*TASK TO COMPLETE*: Retype the entries below word for word, leaving out every picture.

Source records
--- START ---

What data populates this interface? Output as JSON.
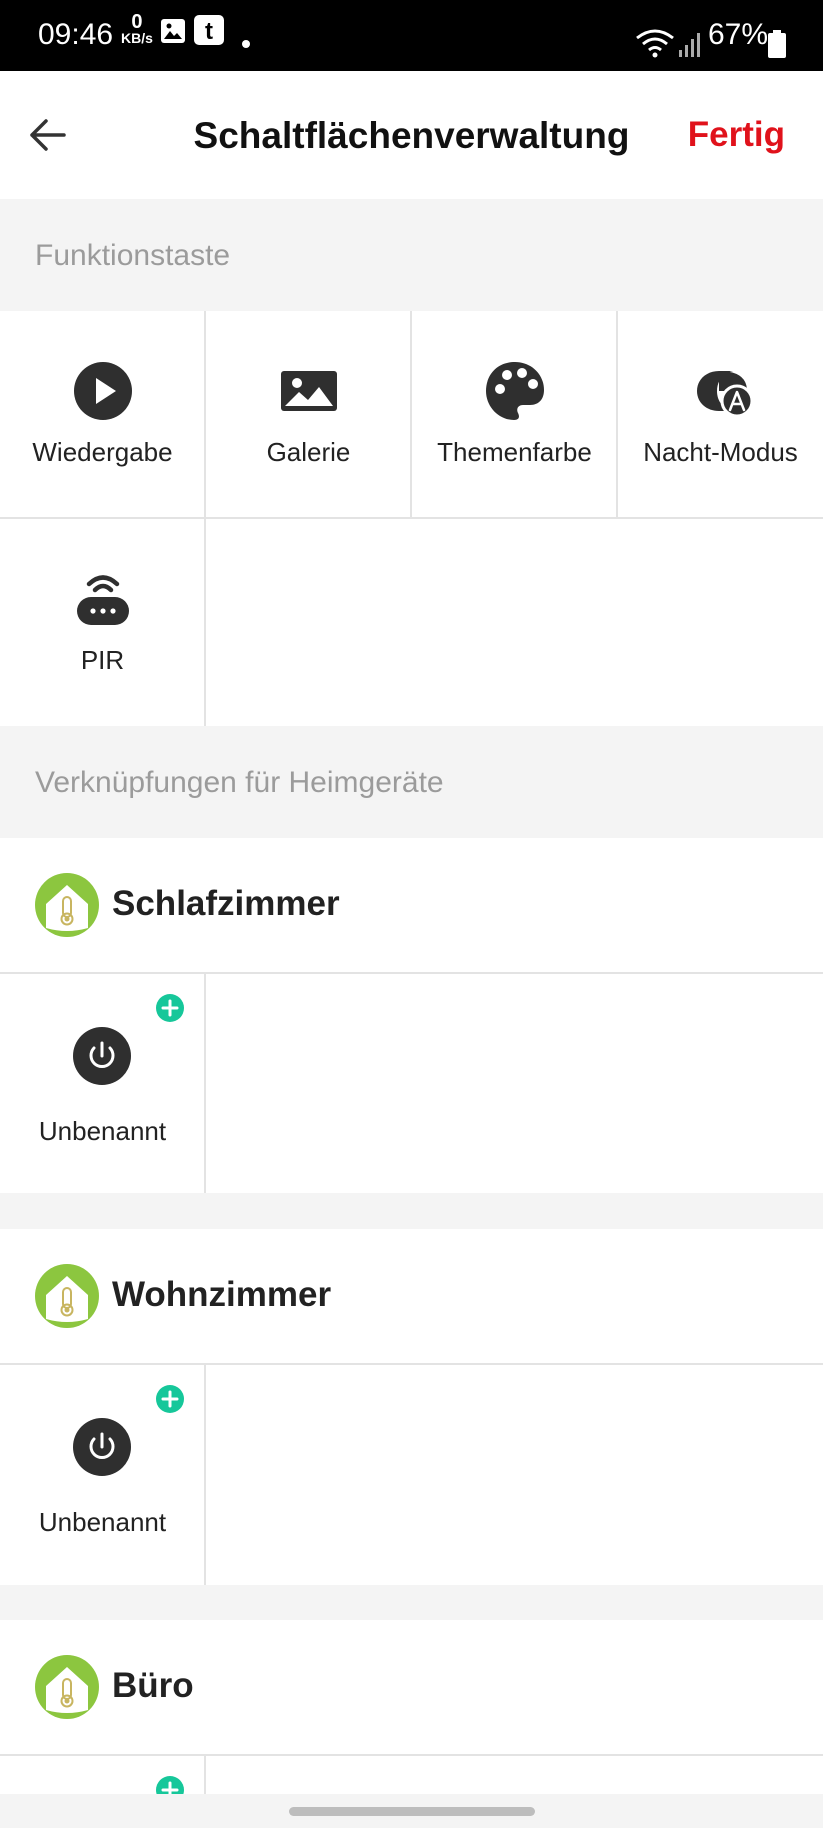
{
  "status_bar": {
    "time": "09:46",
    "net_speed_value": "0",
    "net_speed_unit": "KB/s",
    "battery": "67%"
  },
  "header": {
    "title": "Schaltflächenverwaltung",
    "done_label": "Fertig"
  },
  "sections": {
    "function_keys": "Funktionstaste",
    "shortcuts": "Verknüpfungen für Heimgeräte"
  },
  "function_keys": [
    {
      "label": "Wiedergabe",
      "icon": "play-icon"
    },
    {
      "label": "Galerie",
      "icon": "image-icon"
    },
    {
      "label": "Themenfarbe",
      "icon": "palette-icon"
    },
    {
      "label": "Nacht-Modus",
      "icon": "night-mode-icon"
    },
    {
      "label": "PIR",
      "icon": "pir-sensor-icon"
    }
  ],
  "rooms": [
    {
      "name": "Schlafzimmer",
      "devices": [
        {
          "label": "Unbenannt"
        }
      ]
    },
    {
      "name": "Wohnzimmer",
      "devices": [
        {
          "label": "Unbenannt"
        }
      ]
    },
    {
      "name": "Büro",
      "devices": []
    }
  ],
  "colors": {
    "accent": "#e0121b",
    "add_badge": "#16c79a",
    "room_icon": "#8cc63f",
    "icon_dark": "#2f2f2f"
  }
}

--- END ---

*ANSWER SPACE*:
What data populates this interface? Output as JSON.
{
  "status_bar": {
    "time": "09:46",
    "net_speed_value": "0",
    "net_speed_unit": "KB/s",
    "battery": "67%"
  },
  "header": {
    "title": "Schaltflächenverwaltung",
    "done_label": "Fertig"
  },
  "sections": {
    "function_keys": "Funktionstaste",
    "shortcuts": "Verknüpfungen für Heimgeräte"
  },
  "function_keys": [
    {
      "label": "Wiedergabe",
      "icon": "play-icon"
    },
    {
      "label": "Galerie",
      "icon": "image-icon"
    },
    {
      "label": "Themenfarbe",
      "icon": "palette-icon"
    },
    {
      "label": "Nacht-Modus",
      "icon": "night-mode-icon"
    },
    {
      "label": "PIR",
      "icon": "pir-sensor-icon"
    }
  ],
  "rooms": [
    {
      "name": "Schlafzimmer",
      "devices": [
        {
          "label": "Unbenannt"
        }
      ]
    },
    {
      "name": "Wohnzimmer",
      "devices": [
        {
          "label": "Unbenannt"
        }
      ]
    },
    {
      "name": "Büro",
      "devices": []
    }
  ],
  "colors": {
    "accent": "#e0121b",
    "add_badge": "#16c79a",
    "room_icon": "#8cc63f",
    "icon_dark": "#2f2f2f"
  }
}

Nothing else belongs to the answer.